**TASK BRIEF:** Needed from the data below: all lines that contain the word "JSON".

Page and application data records
-- -- --
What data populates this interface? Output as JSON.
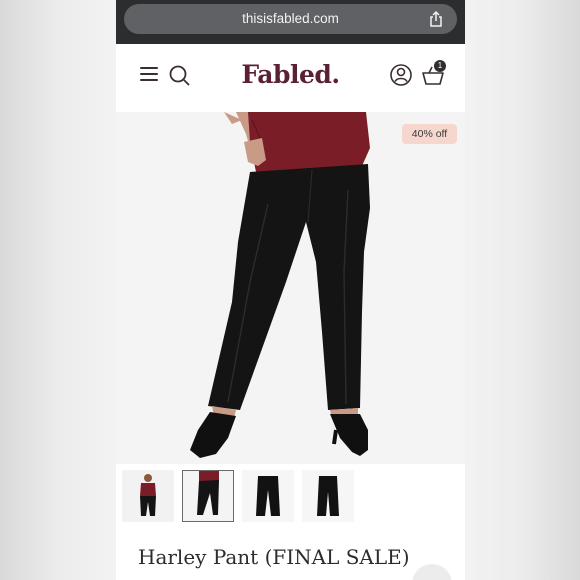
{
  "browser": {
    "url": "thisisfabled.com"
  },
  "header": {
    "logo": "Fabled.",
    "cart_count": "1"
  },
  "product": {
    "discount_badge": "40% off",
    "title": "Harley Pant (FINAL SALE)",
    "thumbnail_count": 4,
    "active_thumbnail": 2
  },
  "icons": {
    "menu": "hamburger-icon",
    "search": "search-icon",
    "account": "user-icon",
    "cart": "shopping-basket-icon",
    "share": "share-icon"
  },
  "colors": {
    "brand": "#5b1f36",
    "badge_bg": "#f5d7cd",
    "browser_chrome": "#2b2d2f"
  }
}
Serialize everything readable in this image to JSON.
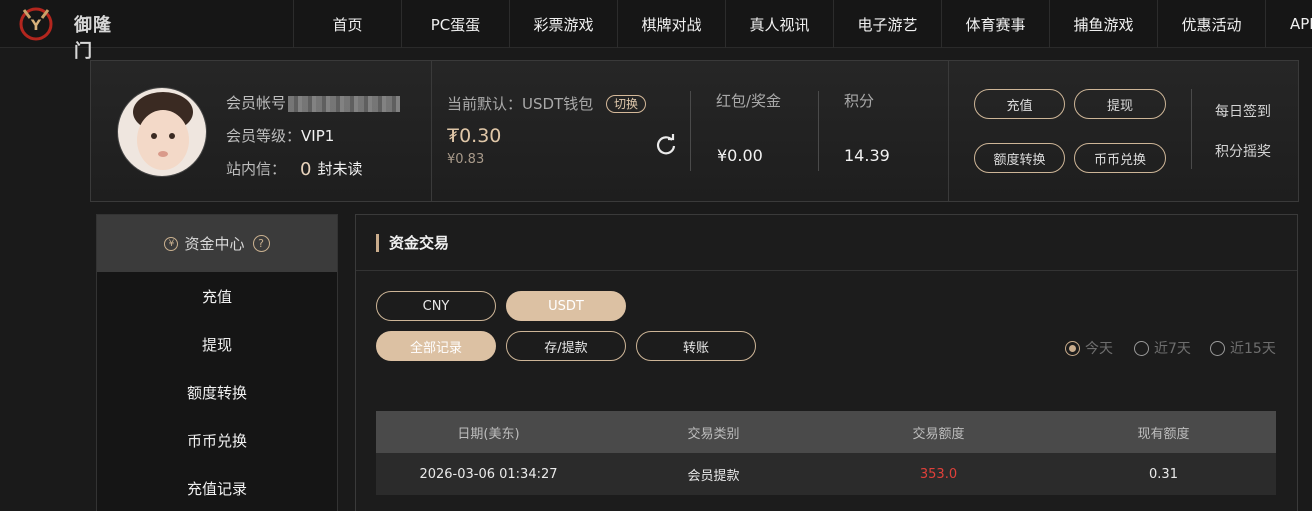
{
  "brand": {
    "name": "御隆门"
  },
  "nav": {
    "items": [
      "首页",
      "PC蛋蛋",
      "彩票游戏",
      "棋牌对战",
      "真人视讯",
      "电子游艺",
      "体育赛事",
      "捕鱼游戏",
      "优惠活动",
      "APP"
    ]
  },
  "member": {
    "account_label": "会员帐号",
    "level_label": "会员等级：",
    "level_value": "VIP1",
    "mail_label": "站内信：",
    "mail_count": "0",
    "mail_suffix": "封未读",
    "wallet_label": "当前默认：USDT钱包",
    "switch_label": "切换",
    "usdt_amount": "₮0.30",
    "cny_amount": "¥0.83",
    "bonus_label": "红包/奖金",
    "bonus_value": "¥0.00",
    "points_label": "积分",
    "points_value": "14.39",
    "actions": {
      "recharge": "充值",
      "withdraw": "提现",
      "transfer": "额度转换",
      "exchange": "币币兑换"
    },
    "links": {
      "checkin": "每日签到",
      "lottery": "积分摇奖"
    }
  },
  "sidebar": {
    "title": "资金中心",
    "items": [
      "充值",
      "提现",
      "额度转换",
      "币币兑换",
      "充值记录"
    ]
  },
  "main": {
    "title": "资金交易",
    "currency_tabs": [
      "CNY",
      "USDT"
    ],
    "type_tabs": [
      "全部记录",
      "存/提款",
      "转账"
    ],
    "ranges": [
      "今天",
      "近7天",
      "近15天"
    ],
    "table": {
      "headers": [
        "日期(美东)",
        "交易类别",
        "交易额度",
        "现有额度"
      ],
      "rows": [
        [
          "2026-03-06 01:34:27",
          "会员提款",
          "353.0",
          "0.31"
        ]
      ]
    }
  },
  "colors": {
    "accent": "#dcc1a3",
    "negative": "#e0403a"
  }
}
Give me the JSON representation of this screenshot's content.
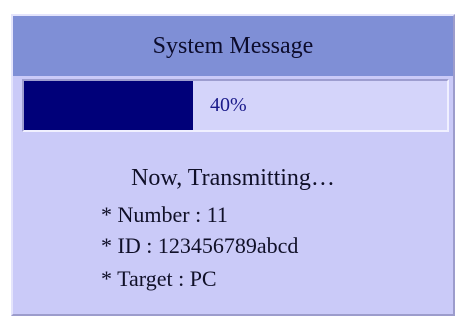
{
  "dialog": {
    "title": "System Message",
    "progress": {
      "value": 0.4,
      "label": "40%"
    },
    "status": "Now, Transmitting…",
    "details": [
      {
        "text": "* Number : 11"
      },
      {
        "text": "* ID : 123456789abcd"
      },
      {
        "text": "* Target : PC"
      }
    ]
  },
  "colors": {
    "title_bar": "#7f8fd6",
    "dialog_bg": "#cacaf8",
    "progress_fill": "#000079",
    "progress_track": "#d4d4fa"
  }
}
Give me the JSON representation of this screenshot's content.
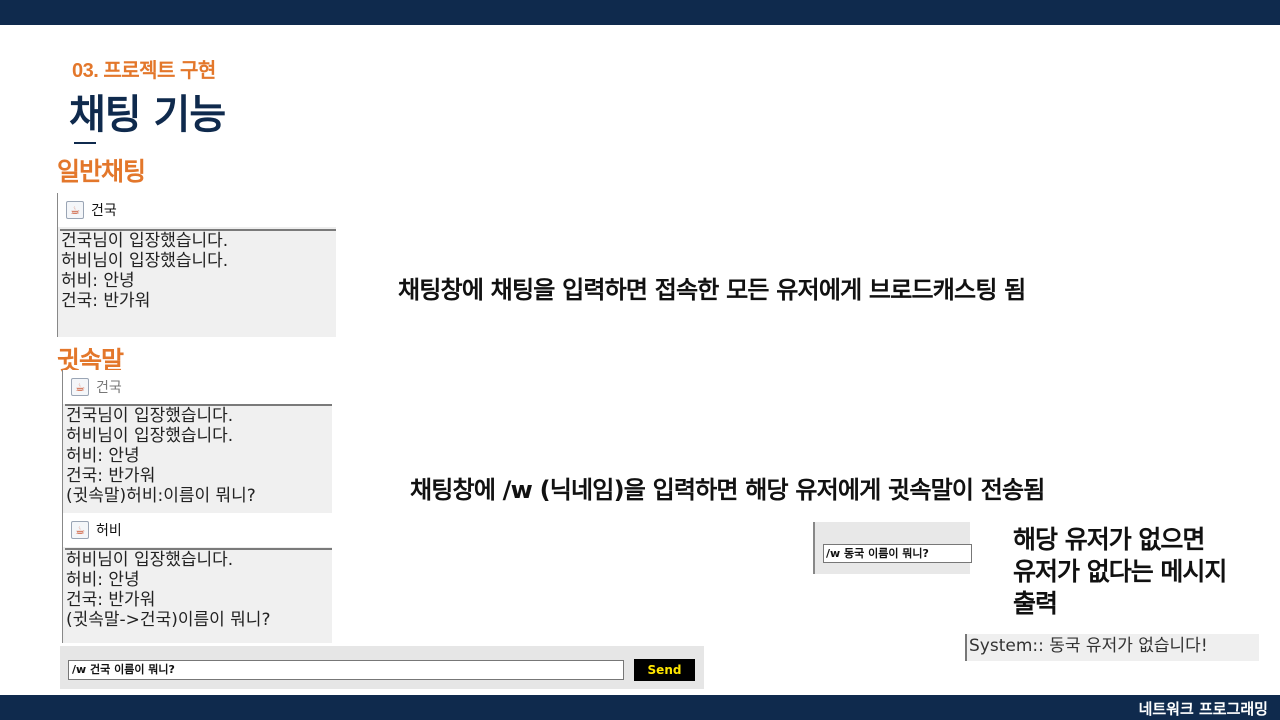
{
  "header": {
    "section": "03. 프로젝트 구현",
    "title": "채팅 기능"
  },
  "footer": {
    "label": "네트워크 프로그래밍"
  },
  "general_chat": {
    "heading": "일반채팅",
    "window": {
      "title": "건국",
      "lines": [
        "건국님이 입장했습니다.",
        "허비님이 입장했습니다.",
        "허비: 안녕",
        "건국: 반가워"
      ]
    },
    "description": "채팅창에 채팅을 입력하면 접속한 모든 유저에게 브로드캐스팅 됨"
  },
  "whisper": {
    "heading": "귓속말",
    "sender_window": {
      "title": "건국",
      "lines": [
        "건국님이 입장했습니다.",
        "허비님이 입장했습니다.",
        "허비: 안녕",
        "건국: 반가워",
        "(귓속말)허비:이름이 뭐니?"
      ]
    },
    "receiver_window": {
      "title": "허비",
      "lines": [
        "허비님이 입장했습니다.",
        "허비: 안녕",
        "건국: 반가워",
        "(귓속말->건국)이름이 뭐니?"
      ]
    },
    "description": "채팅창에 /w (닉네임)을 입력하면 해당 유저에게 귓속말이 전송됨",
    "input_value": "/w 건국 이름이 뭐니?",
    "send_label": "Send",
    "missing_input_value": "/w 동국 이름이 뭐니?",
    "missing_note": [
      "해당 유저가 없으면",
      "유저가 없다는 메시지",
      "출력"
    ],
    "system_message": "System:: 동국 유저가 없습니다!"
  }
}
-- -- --
**EXERCISE RESULT:**
What data populates this interface? Output as JSON.
Serialize everything readable in this image to JSON.
Give me the JSON representation of this screenshot's content.
Give me the JSON representation of this screenshot's content.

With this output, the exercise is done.